Sayre-McCord spoke to the Board of Trustees at its Feb. 1 meeting about the program’s popularity. “The room for growth of the minor is close to unlimited – except for lack of faculty,” he said. “As we add those, we can expand. We want to keep the major small and the quality high.”
The courses for the PPE minor include a gateway and a capstone seminar, with one course in each of the three disciplines. But that’s just the beginning of the learning experience.
For the students, the minor is much more than its courses. It includes opportunities to attend various colloquia and symposia, join independent reading groups, participate in dinner discussions and hear from current thought leaders on topics ranging from public schools and climate change to equality and privacy. According to Sayre-McCord, it’s opportunities like these that set Carolina’s PPE program apart.

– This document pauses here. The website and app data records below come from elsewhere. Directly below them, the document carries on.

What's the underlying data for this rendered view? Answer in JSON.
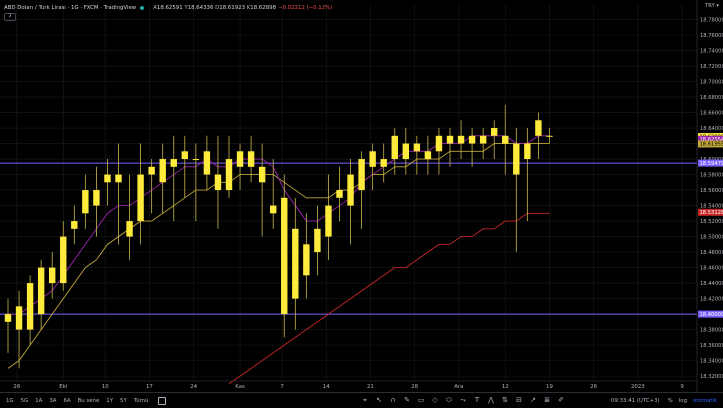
{
  "header": {
    "symbol": "ABD Doları / Türk Lirası · 1G · FXCM · TradingView",
    "o_label": "A",
    "o": "18.62591",
    "h_label": "Y",
    "h": "18.64336",
    "l_label": "D",
    "l": "18.61923",
    "c_label": "K",
    "c": "18.62898",
    "change": "−0.02312 (−0.12%)",
    "indicator_badge": "3"
  },
  "currency": "TRY ▾",
  "bottombar": {
    "ranges": [
      "1G",
      "5G",
      "1A",
      "3A",
      "6A",
      "Bu sene",
      "1Y",
      "5Y",
      "Tümü"
    ],
    "clock": "09:33:41 (UTC+3)",
    "opts": [
      "%",
      "log",
      "otomatik"
    ]
  },
  "colors": {
    "bull": "#ffeb3b",
    "wick": "#c9b94a",
    "ma_fast": "#9c27b0",
    "ma_mid": "#c0a83a",
    "ma_slow": "#c62828",
    "hline": "#7b61ff",
    "grid": "#1a1a1a"
  },
  "chart_data": {
    "type": "candlestick",
    "y_axis_ticks": [
      "18.78000",
      "18.76000",
      "18.74000",
      "18.72000",
      "18.70000",
      "18.68000",
      "18.66000",
      "18.64000",
      "18.62000",
      "18.60000",
      "18.58000",
      "18.56000",
      "18.54000",
      "18.52000",
      "18.50000",
      "18.48000",
      "18.46000",
      "18.44000",
      "18.42000",
      "18.40000",
      "18.38000",
      "18.36000",
      "18.34000",
      "18.32000"
    ],
    "x_axis_ticks": [
      "26",
      "Eki",
      "10",
      "17",
      "24",
      "Kas",
      "7",
      "14",
      "21",
      "28",
      "Ara",
      "12",
      "19",
      "26",
      "2023",
      "9"
    ],
    "ylim": [
      18.315,
      18.8
    ],
    "price_labels": [
      {
        "value": 18.62898,
        "text": "18.62898",
        "bg": "#ffeb3b",
        "fg": "#000"
      },
      {
        "value": 18.6255,
        "text": "18.62554",
        "bg": "#9c27b0",
        "fg": "#fff"
      },
      {
        "value": 18.6195,
        "text": "18.61955",
        "bg": "#c0a83a",
        "fg": "#000"
      },
      {
        "value": 18.5948,
        "text": "18.59479",
        "bg": "#7b61ff",
        "fg": "#fff"
      },
      {
        "value": 18.5313,
        "text": "18.53128",
        "bg": "#c62828",
        "fg": "#fff"
      },
      {
        "value": 18.4,
        "text": "18.40000",
        "bg": "#7b61ff",
        "fg": "#fff"
      }
    ],
    "hlines": [
      18.5948,
      18.4
    ],
    "candles": [
      {
        "o": 18.39,
        "h": 18.42,
        "l": 18.35,
        "c": 18.4
      },
      {
        "o": 18.38,
        "h": 18.43,
        "l": 18.33,
        "c": 18.41
      },
      {
        "o": 18.38,
        "h": 18.45,
        "l": 18.36,
        "c": 18.44
      },
      {
        "o": 18.4,
        "h": 18.47,
        "l": 18.38,
        "c": 18.46
      },
      {
        "o": 18.46,
        "h": 18.48,
        "l": 18.42,
        "c": 18.44
      },
      {
        "o": 18.44,
        "h": 18.52,
        "l": 18.43,
        "c": 18.5
      },
      {
        "o": 18.51,
        "h": 18.54,
        "l": 18.49,
        "c": 18.52
      },
      {
        "o": 18.53,
        "h": 18.58,
        "l": 18.51,
        "c": 18.56
      },
      {
        "o": 18.54,
        "h": 18.59,
        "l": 18.5,
        "c": 18.56
      },
      {
        "o": 18.57,
        "h": 18.6,
        "l": 18.54,
        "c": 18.58
      },
      {
        "o": 18.57,
        "h": 18.62,
        "l": 18.49,
        "c": 18.58
      },
      {
        "o": 18.5,
        "h": 18.58,
        "l": 18.47,
        "c": 18.52
      },
      {
        "o": 18.52,
        "h": 18.62,
        "l": 18.49,
        "c": 18.58
      },
      {
        "o": 18.58,
        "h": 18.6,
        "l": 18.53,
        "c": 18.59
      },
      {
        "o": 18.57,
        "h": 18.62,
        "l": 18.53,
        "c": 18.6
      },
      {
        "o": 18.59,
        "h": 18.63,
        "l": 18.52,
        "c": 18.6
      },
      {
        "o": 18.6,
        "h": 18.63,
        "l": 18.55,
        "c": 18.61
      },
      {
        "o": 18.6,
        "h": 18.62,
        "l": 18.52,
        "c": 18.6
      },
      {
        "o": 18.58,
        "h": 18.63,
        "l": 18.56,
        "c": 18.61
      },
      {
        "o": 18.56,
        "h": 18.63,
        "l": 18.51,
        "c": 18.58
      },
      {
        "o": 18.56,
        "h": 18.63,
        "l": 18.55,
        "c": 18.6
      },
      {
        "o": 18.59,
        "h": 18.62,
        "l": 18.56,
        "c": 18.61
      },
      {
        "o": 18.59,
        "h": 18.63,
        "l": 18.57,
        "c": 18.61
      },
      {
        "o": 18.57,
        "h": 18.62,
        "l": 18.5,
        "c": 18.59
      },
      {
        "o": 18.53,
        "h": 18.6,
        "l": 18.51,
        "c": 18.54
      },
      {
        "o": 18.4,
        "h": 18.58,
        "l": 18.37,
        "c": 18.55
      },
      {
        "o": 18.42,
        "h": 18.55,
        "l": 18.38,
        "c": 18.51
      },
      {
        "o": 18.45,
        "h": 18.53,
        "l": 18.42,
        "c": 18.49
      },
      {
        "o": 18.48,
        "h": 18.54,
        "l": 18.45,
        "c": 18.51
      },
      {
        "o": 18.5,
        "h": 18.58,
        "l": 18.47,
        "c": 18.54
      },
      {
        "o": 18.55,
        "h": 18.59,
        "l": 18.52,
        "c": 18.56
      },
      {
        "o": 18.54,
        "h": 18.6,
        "l": 18.49,
        "c": 18.58
      },
      {
        "o": 18.56,
        "h": 18.61,
        "l": 18.51,
        "c": 18.6
      },
      {
        "o": 18.59,
        "h": 18.62,
        "l": 18.56,
        "c": 18.61
      },
      {
        "o": 18.59,
        "h": 18.62,
        "l": 18.57,
        "c": 18.6
      },
      {
        "o": 18.6,
        "h": 18.64,
        "l": 18.58,
        "c": 18.63
      },
      {
        "o": 18.6,
        "h": 18.64,
        "l": 18.58,
        "c": 18.62
      },
      {
        "o": 18.61,
        "h": 18.63,
        "l": 18.58,
        "c": 18.62
      },
      {
        "o": 18.6,
        "h": 18.63,
        "l": 18.58,
        "c": 18.61
      },
      {
        "o": 18.61,
        "h": 18.64,
        "l": 18.58,
        "c": 18.63
      },
      {
        "o": 18.62,
        "h": 18.64,
        "l": 18.59,
        "c": 18.63
      },
      {
        "o": 18.62,
        "h": 18.65,
        "l": 18.6,
        "c": 18.63
      },
      {
        "o": 18.62,
        "h": 18.64,
        "l": 18.59,
        "c": 18.63
      },
      {
        "o": 18.62,
        "h": 18.64,
        "l": 18.6,
        "c": 18.63
      },
      {
        "o": 18.63,
        "h": 18.65,
        "l": 18.6,
        "c": 18.64
      },
      {
        "o": 18.62,
        "h": 18.67,
        "l": 18.58,
        "c": 18.63
      },
      {
        "o": 18.58,
        "h": 18.64,
        "l": 18.48,
        "c": 18.62
      },
      {
        "o": 18.6,
        "h": 18.64,
        "l": 18.52,
        "c": 18.62
      },
      {
        "o": 18.63,
        "h": 18.66,
        "l": 18.6,
        "c": 18.65
      },
      {
        "o": 18.63,
        "h": 18.64,
        "l": 18.62,
        "c": 18.63
      }
    ],
    "ma_fast": [
      18.4,
      18.4,
      18.41,
      18.42,
      18.43,
      18.45,
      18.47,
      18.49,
      18.51,
      18.53,
      18.54,
      18.54,
      18.55,
      18.56,
      18.57,
      18.58,
      18.59,
      18.59,
      18.6,
      18.59,
      18.59,
      18.6,
      18.6,
      18.6,
      18.59,
      18.56,
      18.54,
      18.52,
      18.52,
      18.53,
      18.54,
      18.55,
      18.57,
      18.58,
      18.59,
      18.6,
      18.61,
      18.61,
      18.61,
      18.62,
      18.62,
      18.62,
      18.63,
      18.63,
      18.63,
      18.63,
      18.62,
      18.62,
      18.63,
      18.63
    ],
    "ma_mid": [
      18.33,
      18.34,
      18.36,
      18.38,
      18.4,
      18.42,
      18.44,
      18.46,
      18.47,
      18.49,
      18.5,
      18.51,
      18.52,
      18.52,
      18.53,
      18.54,
      18.55,
      18.56,
      18.56,
      18.57,
      18.57,
      18.58,
      18.58,
      18.58,
      18.58,
      18.57,
      18.56,
      18.55,
      18.55,
      18.55,
      18.56,
      18.56,
      18.57,
      18.58,
      18.58,
      18.59,
      18.59,
      18.6,
      18.6,
      18.6,
      18.61,
      18.61,
      18.61,
      18.61,
      18.62,
      18.62,
      18.62,
      18.62,
      18.62,
      18.62
    ],
    "ma_slow": [
      null,
      null,
      null,
      null,
      null,
      null,
      null,
      null,
      null,
      null,
      null,
      null,
      null,
      null,
      null,
      null,
      null,
      null,
      null,
      null,
      18.31,
      18.32,
      18.33,
      18.34,
      18.35,
      18.36,
      18.37,
      18.38,
      18.39,
      18.4,
      18.41,
      18.42,
      18.43,
      18.44,
      18.45,
      18.46,
      18.46,
      18.47,
      18.48,
      18.49,
      18.49,
      18.5,
      18.5,
      18.51,
      18.51,
      18.52,
      18.52,
      18.53,
      18.53,
      18.53
    ]
  }
}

“In my opinion, Carolina’s PPE program is among the nation’s best because not only do we bring together some of the world’s authorities in each discipline to move scholarship forward, we create an environment for students to thrive and then support them in defining their career paths through internships, assistantships and fellowships,” he said. “It’s more than an interdisciplinary minor, PPE is a formula for developing critical thought that helps form a solid foundation for students in any career they pursue.”
For Brenee Goforth ’18, who also spoke at the Feb. 1 trustees meeting, the minor has been the topmost experience of her Carolina education. “PPE has brought me together with other students who want to tackle the difficult issues of our time and encouraged me to think in ways that a singular approach does not,” she said. “I’m more open to other perspectives, more confident talking about myself and issues I feel strongly about. I feel so much better prepared to pursue my goals, including law school, public service or perhaps public office.”

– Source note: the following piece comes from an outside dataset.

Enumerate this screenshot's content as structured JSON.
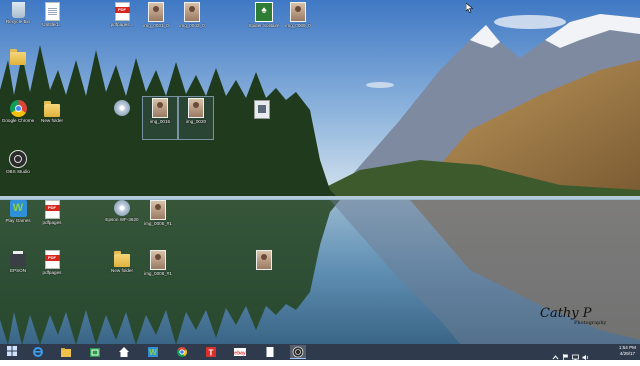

Goforth said that pursuing economics or political science in isolation didn’t provide everything she wanted. “PPE allowed me to delve deeply into real-world issues on multiple fronts and flip the script on the way we talk about challenging problems,” she said. “For example, when considering how to reduce incarceration rates among Black males, rather than just look at ways to rehabilitate, ask why the crime rate among that group is higher. Are there issues of neglect, abject poverty, lack of education, or even societal expectations? If they are expected to be criminals rather than college-bound students, for example, they are more likely to follow that path. Let’s develop a strategy to change that.”
Board of Trustees secretary William “Bill” Keyes, who has mentored PPE students as interns at D.C.-based Institute for Responsible Citizenship, which he established and directs, was excited at the prospect of creating a major in PPE.
“This is the most exciting presentation I have heard in my two-and-a-half years sitting on the board,” he said. “Not only are these students impressive, they are our future, and anything we can do to be involved in this, I want to see it grow.”
Story by Hope Baptiste, UNC Development